BEIRUT (Reuters) - Iraq’s national security adviser briefed Syrian President Bashar al-Assad on efforts to counter Islamic State on Tuesday, Syrian state media reported, the first such meeting since the United States launched air strikes on the radical group in Iraq.
The United States and other Western governments have dismissed the idea of cooperating with Syria in the fight against Islamic State, which has seized large areas of Iraq and Syria. Western governments see Assad as part of the problem and say he must leave power.
But the Shi’ite-led government in Baghdad, together with Iran and the Lebanese group Hezbollah, have been important allies for Assad since the uprising against his rule erupted in 2011. Shi’ite Iraqi militias have fought on Assad’s side against the insurgency spearheaded by Sunni Islamists.
The meeting between Faleh al-Fayad, the Iraqi national security adviser, and Assad indicated that the Iraqi government aims to maintain those ties. It also points to the scope for possible indirect cooperation between Syria and the West in the fight against Islamic State via third parties such as Iraq.
Fayad “put Assad in the picture of the latest developments in Iraq and the efforts that the Iraqi government and people are making to combat the terrorists”, the Syrian state news agency SANA reported.
The meeting stressed “the importance of strengthening cooperation and coordination between the two brotherly countries in the field of combating terrorism that is hitting Syria and Iraq and which threatens the region and the world”, SANA said.
There was no immediate comment from Baghdad.
Assad told Fayad that efforts to counter terrorism must start with pressure on the states that support and finance it — a reference to Gulf Arab states Saudi Arabia and Qatar which Damascus accuses of sponsoring hardline insurgents groups.
The United States is leading efforts to forge an international coalition against Islamic State. Iraq has attended two conferences held in recent days to rally international support to the cause but Syria has not been invited.
A Lebanese official with close ties to the Syrian government said Fayad had expressed Baghdad’s displeasure at Syria’s exclusion from efforts against Islamic State.
The Iraqis had told Assad that a new Baghdad administration of Prime Minister Haider al-Abadi, a Shi’ite Islamist, would continue the cooperation that existed when Nuri al-Maliki was premier, said the official who was briefed on the talks.
That cooperation would remain as it was in Maliki’s era, or could be even closer “given that Syria and Iraq are in one trench confronting the ISIS danger”, the official said.
U.S. President Barack Obama last week said he would not hesitate to strike Islamic State in Syria.

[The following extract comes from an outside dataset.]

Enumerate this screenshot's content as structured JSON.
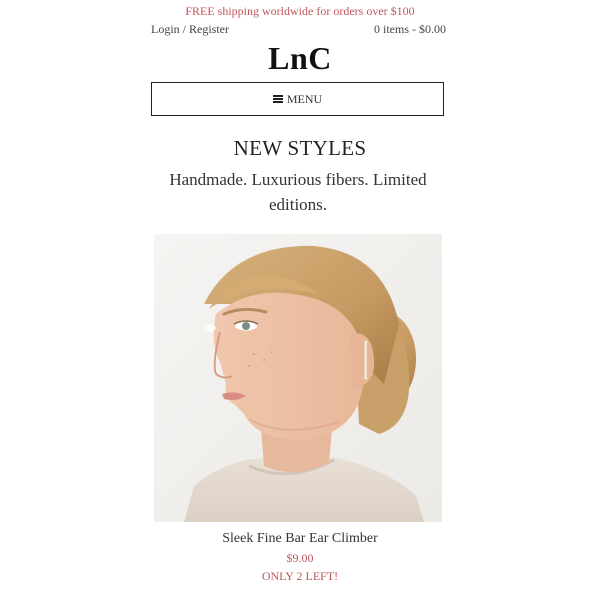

The Syrian government has said any military action taken without its consent would amount to an act of aggression.
Reporting by Tom Perry and Laila Bassam; Editing by Dominic Evans